What is divorce arbitration?

When couples are unable to work out their differences but still want to avoid the hassle of taking the case to court, they may choose to have an independent arbitrator decide these issues for them. Arbitration usually emerges out of collaborative divorce when couples have reached a standstill and aren’t able to come to a compromise.

Arbitrators may be asked to rule on the entire case, or they may simply make decisions in areas you can’t resolve, such as child custody or housing issues. If you’ve come to an agreement on 8 other factors, but can’t agree on the last two, you will submit this agreement to the arbitrator, and like a judge, he or she is not going to stir the pot of issues already settled. It may even be possible to set forth guidelines that the arbitrator should follow in making her decisions. Usually each party agrees to a particular arbitrator chosen from a list; other states may require each party to submit a list, and then a judge chooses.

The arbitration process

Once an arbitrator is chosen, a date will be set for the arbitration. Both you and your lawyer will get together with your ex and his lawyer in a big conference room. Each of you will make your case in front of the arbitrator, just as if you were arguing your case to a judge in a courtroom. The arbitrator listens to both sides and will ask questions, consider the case, and then issue a decision. This usually doesn’t come on the same day; you’ll leave the conference room and then will be informed of the decision via certified mail. Once the arbitrator issues his or her decision, the divorce is finalized.

What are the qualifications of divorce arbitrators?

Divorce arbitrators are like mediators in that they are not required to be lawyers, yet the vast majority of divorce arbitrators are either matrimonial lawyers or former judges who are familiar with divorce law.

The benefits of divorce arbitration

Because arbitration settles issues without involving the courts, it still keeps details of the divorce private. Essentially, it’s like a court decision without the court.

The drawbacks of divorce arbitration

Decisions made by the arbitrator cannot be appealed, so you’re stuck with their rulings, for better or worse. You’ll have to decide how much this inflexibility matters to you. If you go to court and lose, the chances of a successful appeal aren’t real high anyway, usually no more than 5% at best, but at least you have one more option to try. You’ll have to decide whether this small benefit is worth taking the case to court.

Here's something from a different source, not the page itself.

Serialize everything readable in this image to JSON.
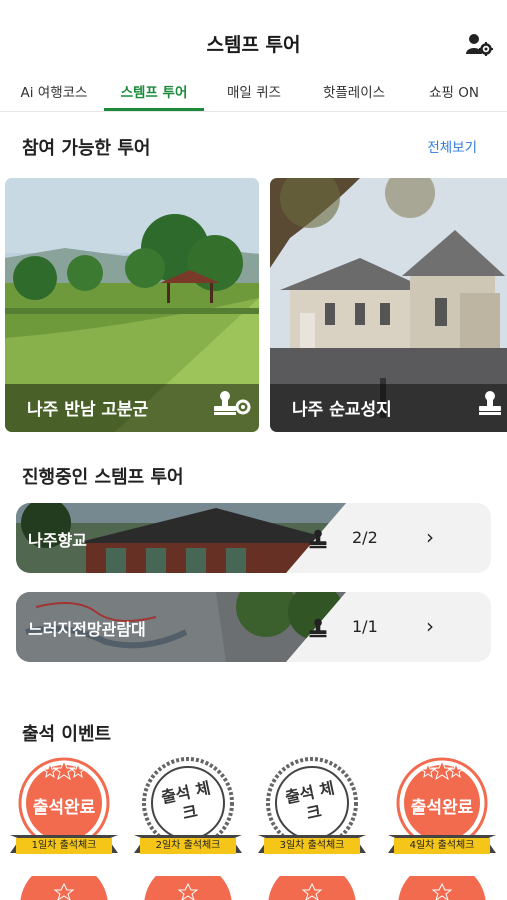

Other considerations:

The divorce arbitrator is not paid by the state, so you’ll have to decide how to pay for the arbitration between you. It’s an additional cost on top of lawyer costs.